One of our interns here at Preston Taylor Ministries with our middle school program teaches students reading. Instead of drowning their heads in a book, she developed different ways for students to enhance their reading skills and one of those vehicles was hip hop. She used lyrical content from songs produced and written by hip hop artists across the board and what we saw was that it not only inspired an atmosphere for reading development, but sparked an atmosphere for students to critically think about the connections between the music, their culture and their walk with Jesus. We used the “classroom” as an opportunity to build connections from the music to current events, to how it shapes the student’s lives individually. Kids lit up during those conversations and shared honest, thought-provoking things in that space.
Hip hop can sometimes feel like the villain that is eating away at your every attempt to help students draw closer to Jesus. The realities that music can create are far from fantasy and every bit real. You, however, can use musical genres like hip hop to help students develop their walks with Jesus by inviting yourself into the conversation. Don’t let the fear of these messages keep you on the outside; come into the fold by investing into the very things that your students invest in and provide the guidance they long for.

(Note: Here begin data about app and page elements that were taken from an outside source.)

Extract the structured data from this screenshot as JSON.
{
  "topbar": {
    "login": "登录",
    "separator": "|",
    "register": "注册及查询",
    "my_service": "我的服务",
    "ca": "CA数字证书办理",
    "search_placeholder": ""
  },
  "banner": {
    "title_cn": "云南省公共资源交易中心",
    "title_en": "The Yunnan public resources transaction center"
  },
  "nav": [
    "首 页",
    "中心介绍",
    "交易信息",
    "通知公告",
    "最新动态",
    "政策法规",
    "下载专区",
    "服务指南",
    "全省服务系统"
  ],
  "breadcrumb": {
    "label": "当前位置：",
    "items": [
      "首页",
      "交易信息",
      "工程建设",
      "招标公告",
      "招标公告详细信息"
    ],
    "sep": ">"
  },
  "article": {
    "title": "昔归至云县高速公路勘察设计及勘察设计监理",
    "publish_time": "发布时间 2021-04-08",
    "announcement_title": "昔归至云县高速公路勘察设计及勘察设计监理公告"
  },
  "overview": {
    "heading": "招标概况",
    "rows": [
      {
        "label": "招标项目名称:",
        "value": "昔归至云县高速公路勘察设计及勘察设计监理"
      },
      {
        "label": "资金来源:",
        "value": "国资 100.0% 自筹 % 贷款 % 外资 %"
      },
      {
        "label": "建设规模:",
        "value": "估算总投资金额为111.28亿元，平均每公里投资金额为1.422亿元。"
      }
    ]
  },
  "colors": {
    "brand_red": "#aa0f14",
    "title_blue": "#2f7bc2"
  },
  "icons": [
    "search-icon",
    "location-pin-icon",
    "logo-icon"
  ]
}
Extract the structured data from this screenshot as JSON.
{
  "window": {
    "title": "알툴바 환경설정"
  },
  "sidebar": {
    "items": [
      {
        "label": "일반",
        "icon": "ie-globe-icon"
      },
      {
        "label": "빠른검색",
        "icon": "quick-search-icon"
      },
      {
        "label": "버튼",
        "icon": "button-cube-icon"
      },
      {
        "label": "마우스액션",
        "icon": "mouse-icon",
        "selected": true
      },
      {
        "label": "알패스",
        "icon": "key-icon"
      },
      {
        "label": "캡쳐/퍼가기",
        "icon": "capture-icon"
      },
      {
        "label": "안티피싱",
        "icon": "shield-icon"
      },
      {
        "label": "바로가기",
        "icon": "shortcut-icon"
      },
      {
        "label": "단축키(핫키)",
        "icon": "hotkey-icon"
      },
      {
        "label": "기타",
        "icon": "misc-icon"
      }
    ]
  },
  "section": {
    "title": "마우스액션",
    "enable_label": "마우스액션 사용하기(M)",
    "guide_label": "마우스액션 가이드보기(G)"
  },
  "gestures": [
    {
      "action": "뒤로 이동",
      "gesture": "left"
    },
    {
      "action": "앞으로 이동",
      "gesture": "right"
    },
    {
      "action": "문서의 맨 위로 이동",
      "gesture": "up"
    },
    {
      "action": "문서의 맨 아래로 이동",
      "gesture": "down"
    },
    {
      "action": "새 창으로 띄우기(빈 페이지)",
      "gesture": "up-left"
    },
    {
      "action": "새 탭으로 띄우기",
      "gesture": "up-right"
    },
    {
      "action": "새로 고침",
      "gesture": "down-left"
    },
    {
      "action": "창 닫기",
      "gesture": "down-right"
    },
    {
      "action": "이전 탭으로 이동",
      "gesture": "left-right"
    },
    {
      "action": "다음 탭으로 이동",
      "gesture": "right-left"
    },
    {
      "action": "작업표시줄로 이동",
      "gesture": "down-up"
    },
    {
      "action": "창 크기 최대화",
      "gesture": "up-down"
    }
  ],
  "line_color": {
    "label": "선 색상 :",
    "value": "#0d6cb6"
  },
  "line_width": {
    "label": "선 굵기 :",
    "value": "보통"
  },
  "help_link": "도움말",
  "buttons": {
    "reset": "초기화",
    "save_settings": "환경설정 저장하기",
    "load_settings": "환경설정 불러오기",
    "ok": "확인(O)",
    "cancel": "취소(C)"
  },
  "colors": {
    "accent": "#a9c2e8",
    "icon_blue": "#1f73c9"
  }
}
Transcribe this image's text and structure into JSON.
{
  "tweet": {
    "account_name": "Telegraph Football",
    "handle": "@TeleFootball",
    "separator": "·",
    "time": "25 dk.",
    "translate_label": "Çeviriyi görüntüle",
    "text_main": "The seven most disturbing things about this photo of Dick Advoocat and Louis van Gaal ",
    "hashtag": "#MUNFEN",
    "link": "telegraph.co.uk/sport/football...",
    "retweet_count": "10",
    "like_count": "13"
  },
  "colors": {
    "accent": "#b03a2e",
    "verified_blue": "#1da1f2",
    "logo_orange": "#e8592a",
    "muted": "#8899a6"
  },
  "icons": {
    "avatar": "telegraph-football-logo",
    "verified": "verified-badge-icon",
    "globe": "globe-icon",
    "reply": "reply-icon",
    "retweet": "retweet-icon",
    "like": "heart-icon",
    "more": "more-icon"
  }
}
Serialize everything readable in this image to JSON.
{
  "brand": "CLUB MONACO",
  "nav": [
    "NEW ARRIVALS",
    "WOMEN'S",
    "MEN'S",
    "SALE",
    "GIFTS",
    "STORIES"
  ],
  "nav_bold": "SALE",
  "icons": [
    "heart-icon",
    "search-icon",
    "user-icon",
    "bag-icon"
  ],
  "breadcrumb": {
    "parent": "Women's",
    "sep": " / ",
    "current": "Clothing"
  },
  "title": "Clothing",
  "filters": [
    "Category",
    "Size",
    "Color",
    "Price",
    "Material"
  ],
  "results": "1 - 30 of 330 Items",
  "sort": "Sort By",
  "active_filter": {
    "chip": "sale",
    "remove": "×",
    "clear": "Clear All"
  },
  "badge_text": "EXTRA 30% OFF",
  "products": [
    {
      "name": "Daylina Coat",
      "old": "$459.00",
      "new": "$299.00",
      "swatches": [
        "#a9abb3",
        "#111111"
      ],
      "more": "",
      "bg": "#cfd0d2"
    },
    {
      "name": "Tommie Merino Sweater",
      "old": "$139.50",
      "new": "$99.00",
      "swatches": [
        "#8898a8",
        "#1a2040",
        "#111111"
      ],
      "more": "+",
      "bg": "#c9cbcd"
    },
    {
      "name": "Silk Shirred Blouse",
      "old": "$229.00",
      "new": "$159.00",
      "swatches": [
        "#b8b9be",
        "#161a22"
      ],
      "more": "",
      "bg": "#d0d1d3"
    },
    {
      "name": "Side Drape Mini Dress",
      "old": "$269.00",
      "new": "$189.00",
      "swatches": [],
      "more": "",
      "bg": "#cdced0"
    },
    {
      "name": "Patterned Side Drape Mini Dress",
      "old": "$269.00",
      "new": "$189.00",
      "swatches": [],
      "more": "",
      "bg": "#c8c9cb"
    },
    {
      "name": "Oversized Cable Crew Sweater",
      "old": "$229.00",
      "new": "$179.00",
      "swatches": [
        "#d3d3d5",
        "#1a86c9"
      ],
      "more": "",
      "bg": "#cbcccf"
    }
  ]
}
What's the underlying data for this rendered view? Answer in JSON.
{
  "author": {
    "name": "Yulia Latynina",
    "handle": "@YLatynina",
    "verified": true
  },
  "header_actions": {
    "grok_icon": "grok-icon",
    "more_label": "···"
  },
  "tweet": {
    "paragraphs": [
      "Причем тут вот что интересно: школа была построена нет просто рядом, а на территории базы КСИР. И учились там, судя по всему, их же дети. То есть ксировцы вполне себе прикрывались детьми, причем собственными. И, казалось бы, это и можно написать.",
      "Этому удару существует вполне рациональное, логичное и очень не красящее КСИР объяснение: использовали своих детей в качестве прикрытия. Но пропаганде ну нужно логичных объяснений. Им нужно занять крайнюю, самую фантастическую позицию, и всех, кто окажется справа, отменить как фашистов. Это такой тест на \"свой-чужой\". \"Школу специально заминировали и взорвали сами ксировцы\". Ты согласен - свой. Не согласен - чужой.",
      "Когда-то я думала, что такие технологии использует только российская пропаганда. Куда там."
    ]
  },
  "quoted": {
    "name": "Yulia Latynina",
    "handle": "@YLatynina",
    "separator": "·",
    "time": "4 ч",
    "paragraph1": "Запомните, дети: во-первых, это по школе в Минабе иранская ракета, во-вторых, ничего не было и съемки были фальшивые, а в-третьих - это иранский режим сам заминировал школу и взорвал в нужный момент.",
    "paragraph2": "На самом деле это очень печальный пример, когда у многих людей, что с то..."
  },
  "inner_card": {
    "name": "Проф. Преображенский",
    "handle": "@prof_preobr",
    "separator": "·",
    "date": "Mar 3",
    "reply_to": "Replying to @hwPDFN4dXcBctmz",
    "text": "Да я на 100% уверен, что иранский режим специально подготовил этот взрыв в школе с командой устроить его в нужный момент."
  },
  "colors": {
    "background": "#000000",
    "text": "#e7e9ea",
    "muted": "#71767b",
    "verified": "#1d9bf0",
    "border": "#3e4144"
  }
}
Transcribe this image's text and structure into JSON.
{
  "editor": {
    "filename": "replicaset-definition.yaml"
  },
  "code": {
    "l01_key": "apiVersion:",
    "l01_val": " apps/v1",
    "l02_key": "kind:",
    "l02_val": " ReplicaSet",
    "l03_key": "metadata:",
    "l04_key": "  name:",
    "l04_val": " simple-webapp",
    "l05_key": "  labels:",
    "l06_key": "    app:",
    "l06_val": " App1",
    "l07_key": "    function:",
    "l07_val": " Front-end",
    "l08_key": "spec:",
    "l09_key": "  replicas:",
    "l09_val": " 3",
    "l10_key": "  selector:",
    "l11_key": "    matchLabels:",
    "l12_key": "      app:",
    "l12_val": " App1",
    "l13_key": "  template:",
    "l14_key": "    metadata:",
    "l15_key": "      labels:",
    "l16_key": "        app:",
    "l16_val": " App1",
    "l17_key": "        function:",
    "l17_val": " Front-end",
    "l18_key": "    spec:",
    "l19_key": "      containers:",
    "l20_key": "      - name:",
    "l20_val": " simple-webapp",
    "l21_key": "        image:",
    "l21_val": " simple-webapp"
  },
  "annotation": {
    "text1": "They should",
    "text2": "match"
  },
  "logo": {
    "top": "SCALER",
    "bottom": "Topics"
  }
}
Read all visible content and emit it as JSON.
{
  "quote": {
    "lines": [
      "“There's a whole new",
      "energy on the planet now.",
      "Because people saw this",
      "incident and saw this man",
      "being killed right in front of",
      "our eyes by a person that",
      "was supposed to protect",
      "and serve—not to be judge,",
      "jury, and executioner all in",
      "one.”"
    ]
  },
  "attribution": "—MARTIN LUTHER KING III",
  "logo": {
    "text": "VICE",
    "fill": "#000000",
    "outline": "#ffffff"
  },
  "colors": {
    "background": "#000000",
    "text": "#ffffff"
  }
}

Dwight Johnson is the Director of Youth at Preston Taylor Ministries in Nashville, Tennessee, and a youth ministry coach for the Center for Youth Ministry Training. He is originally from Mississippi where he graduated from Millsaps College before moving to Nashville to pursue his Master’s in youth ministry through the Center for Youth Ministry Training and Memphis Theological Seminary. Dwight has been in youth ministry for over 5 years in both Tennessee and Mississippi and his favorite part has been building relationships along the way! Connect with Dwight on Facebook or Twitter or Instagram.
Disclaimer: The views and opinions expressed in the YS Blog are those of the authors and do not necessarily reflect the opinion or position of YS.